MIAMI – The FAA has sent out an Airworthiness Directive (AD) ordering the immediate inspection of Boeing 777-200s fitted with Pratt & Whitney PW4000 engines following the recent United Airlines (UA) incident involving the aircraft and engine type. 

The directive notes that the inspection has been ordered due to the recent event in which a United Airlines Boeing 777 aircraft was forced to perform an emergency landing following one of its engines exploding mid-air. According to the FAA, the in-flight failure of low-pressure compressor blades on PW4077 engines resulted in the engine’s uncontained event.

According to the AD, each engine will require an extensive test to determine if any cracks are evident on its blades. The airline has already grounded all of its Boeing 777-200s fitted with PW4000 engines in preparation for the AD. 

The FAA’s directive requires a thermal acoustic image (TIA) inspection for cracks in first-stage LPC blades. Blades that are found to have cracks will need to be removed and replaced. 

The agency stated that other engines of the same type are “likely” to have similar cracking issues and could lead to another in-flight engine fire. 

United Airlines is the only airline based in the US that operates the Boeing 777-200 with PW4000 engines.
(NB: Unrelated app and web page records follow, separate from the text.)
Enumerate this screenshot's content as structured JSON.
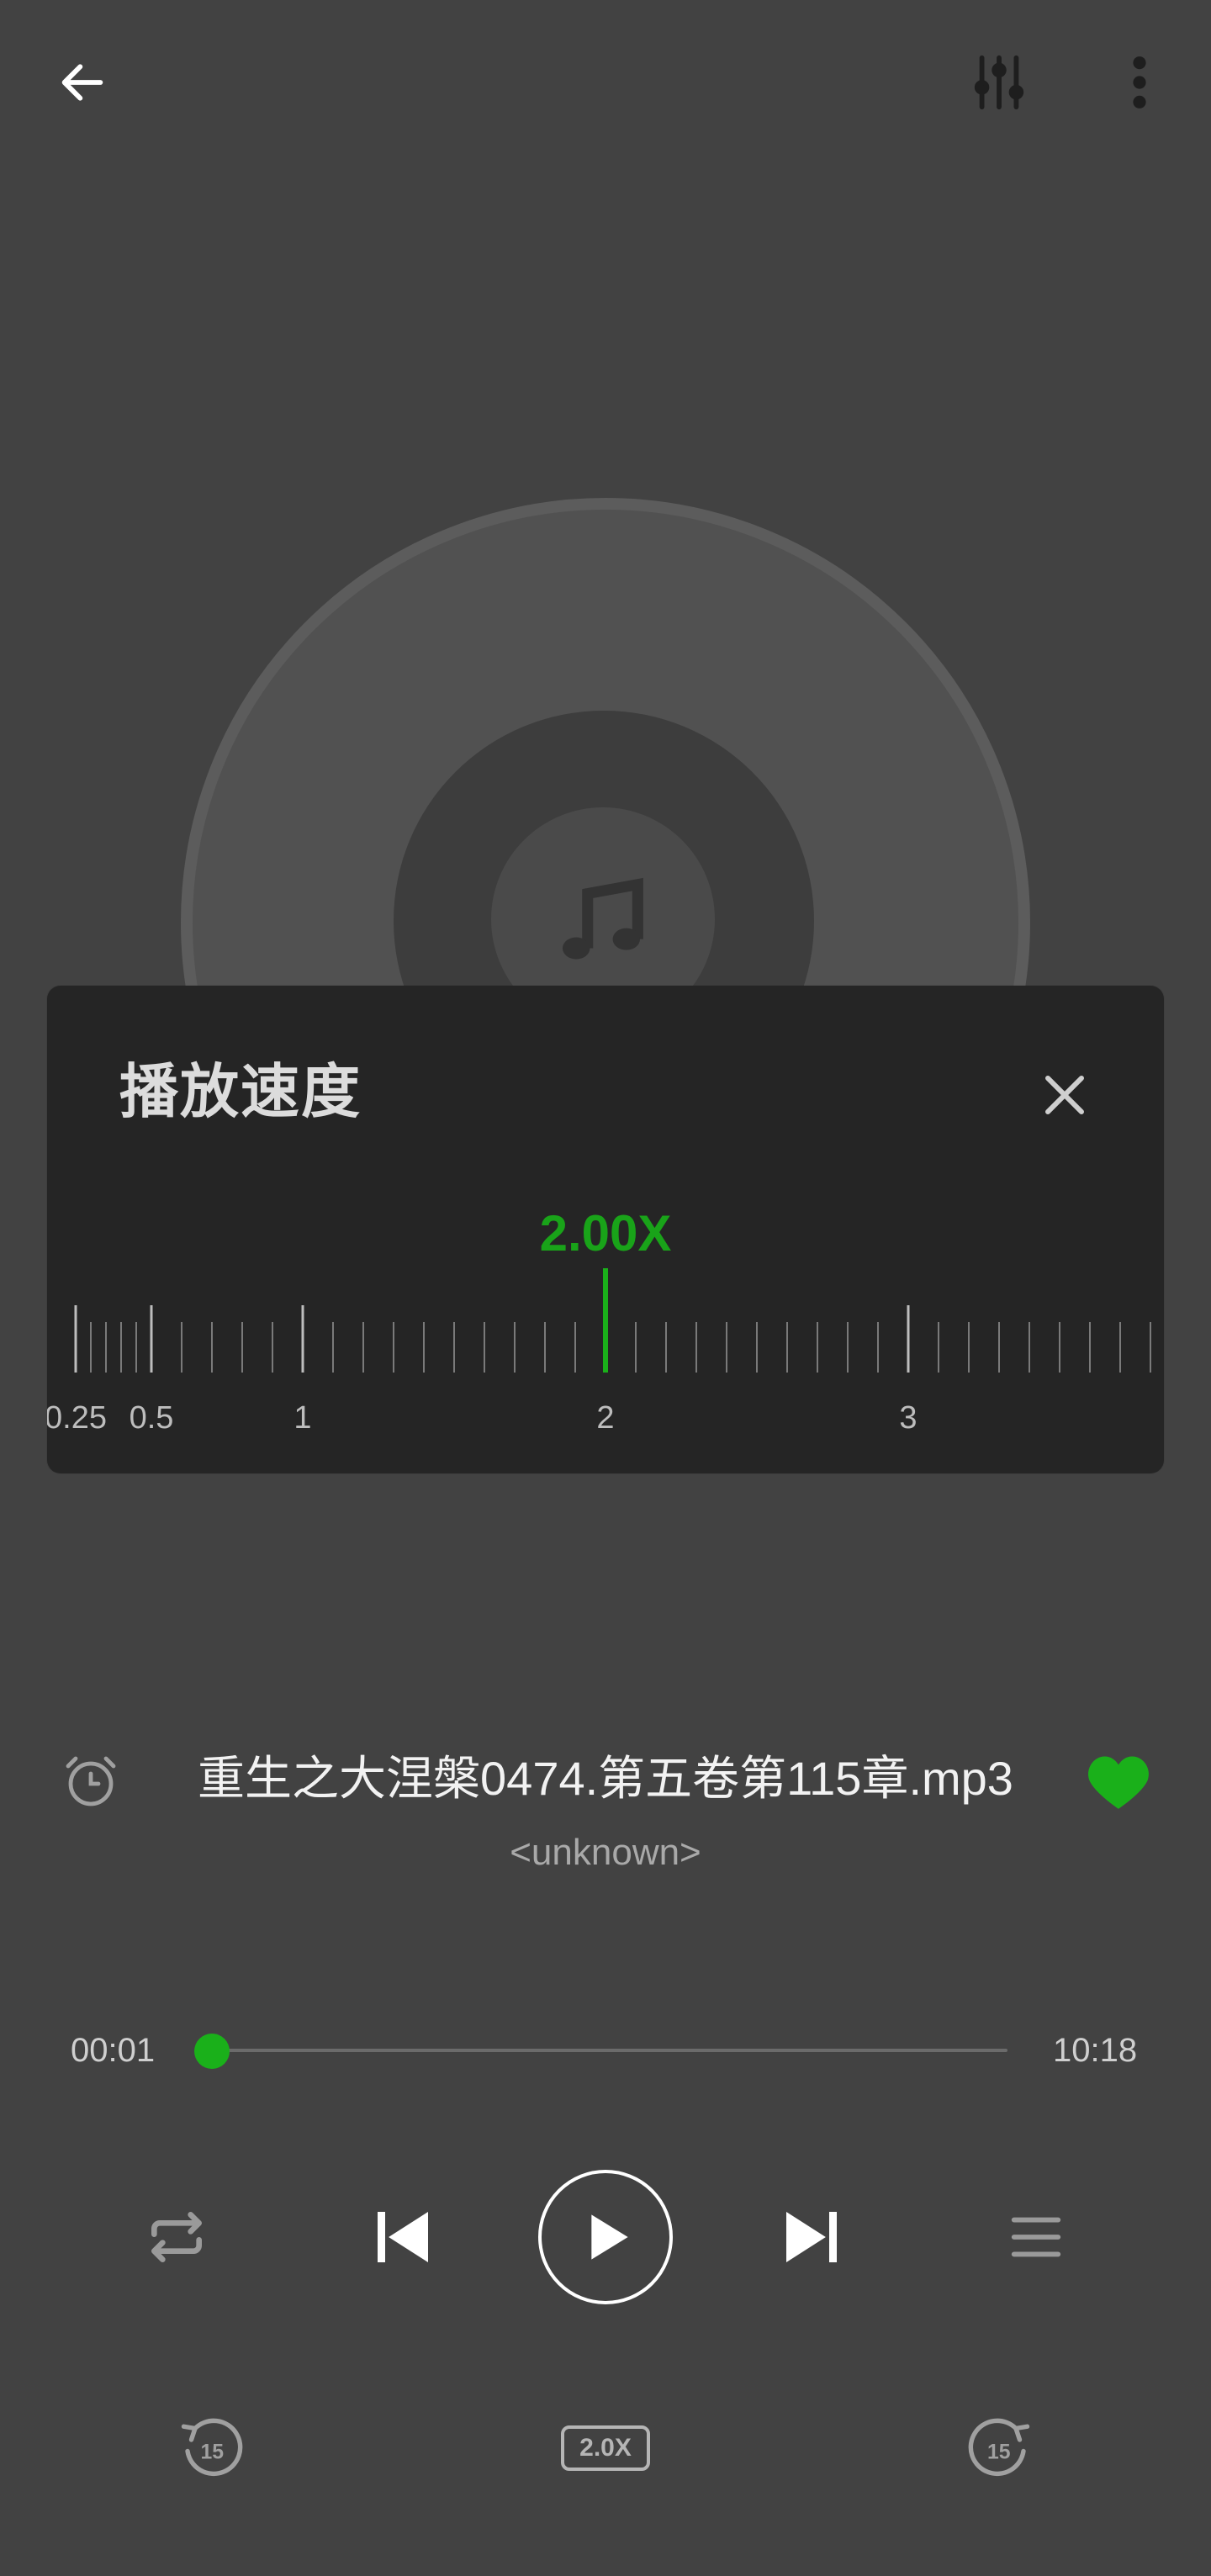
{
  "icons": {
    "back": "arrow-left-icon",
    "equalizer": "equalizer-icon",
    "more": "more-vertical-icon",
    "music_note": "music-note-icon",
    "close": "close-icon",
    "alarm": "alarm-clock-icon",
    "favorite": "heart-icon",
    "repeat": "repeat-icon",
    "previous": "skip-previous-icon",
    "play": "play-icon",
    "next": "skip-next-icon",
    "playlist": "playlist-icon",
    "rewind": "rewind-15-icon",
    "forward": "forward-15-icon"
  },
  "speed_panel": {
    "title": "播放速度",
    "current_value": "2.00X",
    "current_speed": 2.0,
    "ruler_labels": [
      "0.25",
      "0.5",
      "1",
      "2",
      "3"
    ],
    "ruler_min": 0.25,
    "ruler_major_step": 1
  },
  "song": {
    "title": "重生之大涅槃0474.第五卷第115章.mp3",
    "artist": "<unknown>",
    "favorited": true
  },
  "progress": {
    "current": "00:01",
    "total": "10:18",
    "fraction": 0.0016
  },
  "bottom": {
    "rewind_seconds": "15",
    "speed_label": "2.0X",
    "forward_seconds": "15"
  },
  "colors": {
    "accent": "#1ab01a",
    "background": "#424242",
    "panel": "#252525"
  }
}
However, it is likely that other aviation safety agencies globally might mandate inspections of the engine type and ground subsequent Triple-Sevens.
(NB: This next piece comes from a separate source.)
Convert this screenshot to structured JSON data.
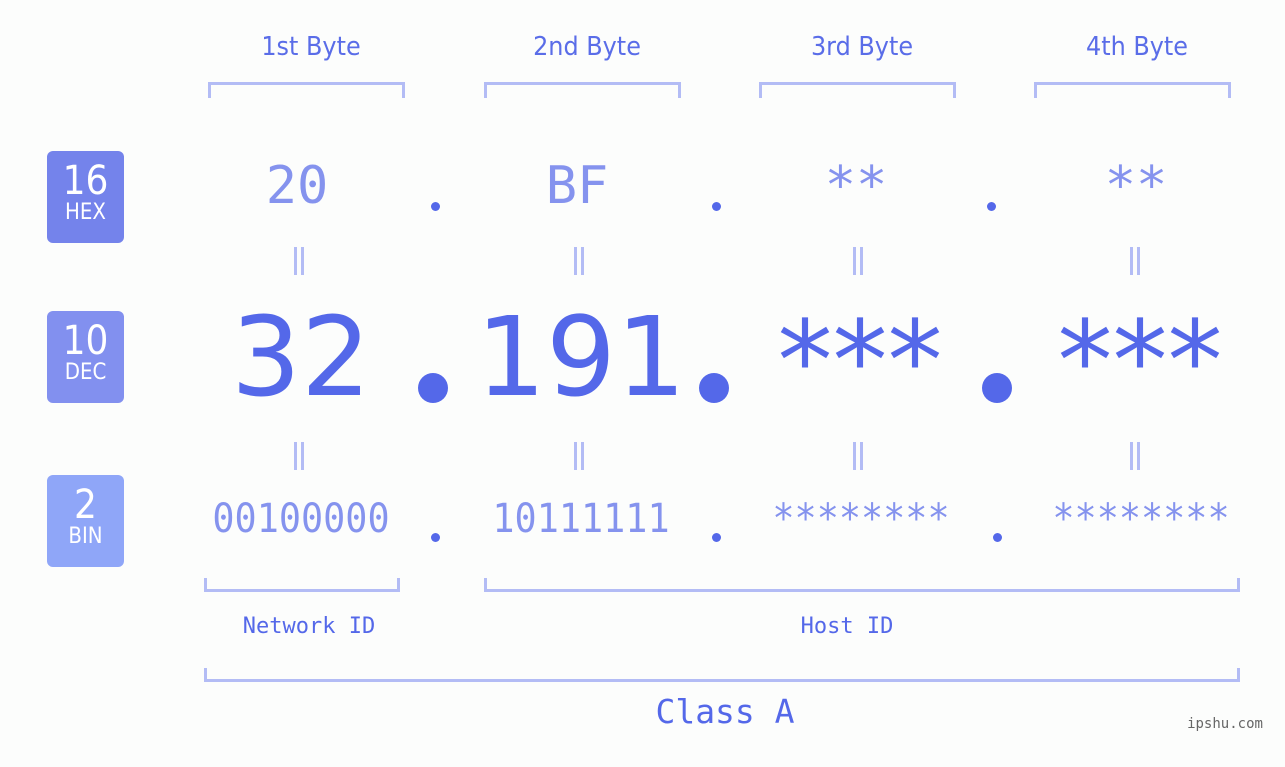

ANA Boeing 777 fitted with PW400 Engines | Photo: Kochan Kleps/Airways

What Led to the Directive?

Two incidents involving the aircraft and engine type are the main causes for the grounding and airworthiness directive.

The first was an in-flight engine fire on a Japan Airlines flight en route from Naha, Okinawa to Tokyo. The aircraft made a safe landing using one engine back at Naha Airport (OKA). 

The second incident involved a United Airlines flight that suffered a very similar problem after taking off from Denver International Airport (DEN). The aircraft also landed safely at DEN, but only after debris—including the cowling—fell from the engine and onto Denver suburbs. 

Immediately following the second incident, Japanese authorities grounded and mandated inspections of the aircraft and engine type. 

Currently, only Japan Airlines, All Nippon Airlines, United Airlines, Korean Airlines, Jin Air, Asiana Airlines, and EgyptAir fly Boeing 777s using PW4000 engines. Therefore, the extent of a potential grounding of the aircraft type will not have the reach and extent of the Boeing 737 MAX crisis, which saw worldwide airlines crippled due to the unexpected and massing stoppage of its backbone fleet of single-aisle jets.

This is a developing story and Airways will continue to monitor it closely. Stay tuned.

Featured Photo: John Leivaditis/Airways